• Bandwidth. Accessing iCloud seamlessly through 3G speeds or public WiFi – where bandwidth is routinely as low as 1 Mbps or less, compared to 30 Mbps or more for home or business connectivity – will be critical. Now, it can take as long as an hour or more to download a feature movie from iTunes onto an iPad or iPhone using 3G or public WiFi. Throw, all at once, as many as 50 million new people into the same cloud network, all uploading and downloading all of their vital data all day long, and latency could become a dealbreaker if not handled correctly. Some Apple apps, like its addictive FaceTime video chat, require WiFi connectivity and minimum bandwidth levels to even work at all. iCloud would support all apps, and many would face the same challenges.
• Capacity. Every iPhone and iPad will become a data-creation device, and we’re not just talking about text content. Video, audio, high-intensity graphics will all take up a fair amount of capacity – and it will grow to levels the industry has never before imagined. Will iCloud be able to support a terabyte of data per client device? Two terabytes? And, if so, how much more will it cost than the $75 a pop you’d pay for a high-capacity hard disk drive on a PC?
One thing has become clear during the technology industry’s past three decades: the market’s appetite for bandwidth and capacity knows no boundary.
On its web site, discussing iCloud, Apple writes: “When you sign up for iCloud, you automatically get 5GB of free storage. And that’s plenty of room, because of the way iCloud stores your content. Your purchased music, apps, and books, as well as your Photo Stream don’t count against your free storage. That leaves your mail, documents, Camera Roll, account information, settings, and other app data. And since those things don’t use as much space, you’ll find that 5GB goes a long way.”
You think so?
No, it doesn’t, actually. The free 5 GB is a nifty throw-in for those who buy iOS devices, but with all of the video, audio, photos, PDFs, data and graphics that each device will produce, it won’t last that long before that 5 GB runs out for most devices. Add to that data created by independent, third-party apps and Apple will be in for a rude awakening when many begin to clamor for more storage capacity, all at the same time.

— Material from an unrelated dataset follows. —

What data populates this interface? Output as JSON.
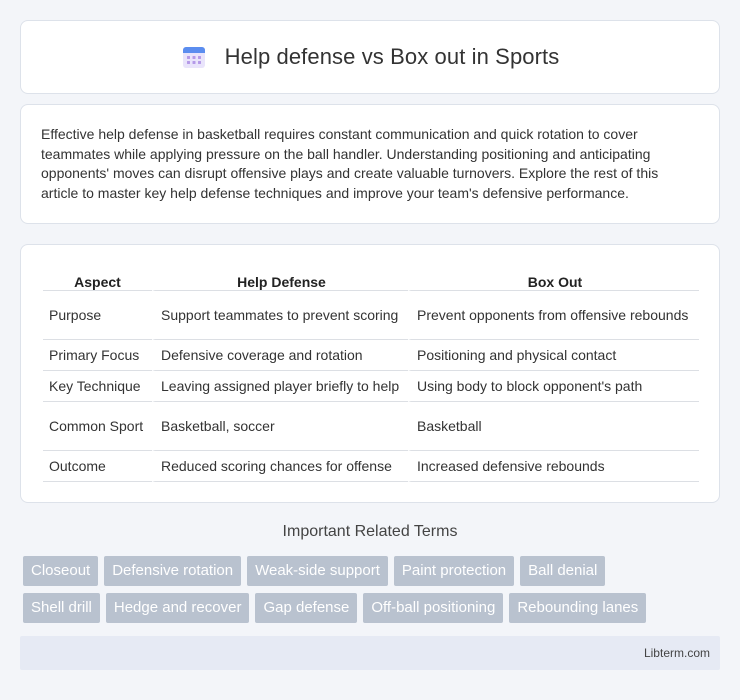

Technically, Apple has iCloud right. Its architecture, the SDK that it has already made available to developers, and cross-device integration look like they were well thought-out. But capacity and bandwidth bottlenecks – not all of which Apple will be able to control itself – will bear watching.